Try it:
Reproduce the data that follows precisely.

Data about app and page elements
%%
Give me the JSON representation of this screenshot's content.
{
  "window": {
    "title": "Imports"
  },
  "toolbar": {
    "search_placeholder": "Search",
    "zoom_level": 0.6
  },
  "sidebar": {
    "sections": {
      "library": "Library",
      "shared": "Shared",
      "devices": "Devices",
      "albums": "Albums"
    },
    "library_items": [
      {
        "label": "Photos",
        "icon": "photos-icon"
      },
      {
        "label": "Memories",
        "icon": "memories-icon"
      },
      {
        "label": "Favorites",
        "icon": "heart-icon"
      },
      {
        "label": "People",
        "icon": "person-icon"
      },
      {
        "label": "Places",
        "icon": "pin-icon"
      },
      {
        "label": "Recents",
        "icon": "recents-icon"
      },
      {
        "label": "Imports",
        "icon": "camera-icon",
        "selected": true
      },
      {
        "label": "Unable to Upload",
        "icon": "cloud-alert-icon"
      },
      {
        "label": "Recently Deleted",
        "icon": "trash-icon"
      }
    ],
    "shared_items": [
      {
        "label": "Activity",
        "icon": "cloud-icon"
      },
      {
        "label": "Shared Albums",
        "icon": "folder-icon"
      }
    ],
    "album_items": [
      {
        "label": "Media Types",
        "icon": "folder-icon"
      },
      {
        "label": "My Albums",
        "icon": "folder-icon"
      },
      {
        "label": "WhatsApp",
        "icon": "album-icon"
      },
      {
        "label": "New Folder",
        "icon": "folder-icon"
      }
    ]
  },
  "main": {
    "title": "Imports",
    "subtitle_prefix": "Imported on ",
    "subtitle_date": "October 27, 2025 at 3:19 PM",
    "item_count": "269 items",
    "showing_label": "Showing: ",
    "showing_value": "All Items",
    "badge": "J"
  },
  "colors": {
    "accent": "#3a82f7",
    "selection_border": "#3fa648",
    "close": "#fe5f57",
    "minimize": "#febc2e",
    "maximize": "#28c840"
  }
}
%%
Solution:
Give me the JSON representation of this screenshot's content.
{
  "window": {
    "title": "Imports"
  },
  "toolbar": {
    "search_placeholder": "Search",
    "zoom_level": 0.6
  },
  "sidebar": {
    "sections": {
      "library": "Library",
      "shared": "Shared",
      "devices": "Devices",
      "albums": "Albums"
    },
    "library_items": [
      {
        "label": "Photos",
        "icon": "photos-icon"
      },
      {
        "label": "Memories",
        "icon": "memories-icon"
      },
      {
        "label": "Favorites",
        "icon": "heart-icon"
      },
      {
        "label": "People",
        "icon": "person-icon"
      },
      {
        "label": "Places",
        "icon": "pin-icon"
      },
      {
        "label": "Recents",
        "icon": "recents-icon"
      },
      {
        "label": "Imports",
        "icon": "camera-icon",
        "selected": true
      },
      {
        "label": "Unable to Upload",
        "icon": "cloud-alert-icon"
      },
      {
        "label": "Recently Deleted",
        "icon": "trash-icon"
      }
    ],
    "shared_items": [
      {
        "label": "Activity",
        "icon": "cloud-icon"
      },
      {
        "label": "Shared Albums",
        "icon": "folder-icon"
      }
    ],
    "album_items": [
      {
        "label": "Media Types",
        "icon": "folder-icon"
      },
      {
        "label": "My Albums",
        "icon": "folder-icon"
      },
      {
        "label": "WhatsApp",
        "icon": "album-icon"
      },
      {
        "label": "New Folder",
        "icon": "folder-icon"
      }
    ]
  },
  "main": {
    "title": "Imports",
    "subtitle_prefix": "Imported on ",
    "subtitle_date": "October 27, 2025 at 3:19 PM",
    "item_count": "269 items",
    "showing_label": "Showing: ",
    "showing_value": "All Items",
    "badge": "J"
  },
  "colors": {
    "accent": "#3a82f7",
    "selection_border": "#3fa648",
    "close": "#fe5f57",
    "minimize": "#febc2e",
    "maximize": "#28c840"
  }
}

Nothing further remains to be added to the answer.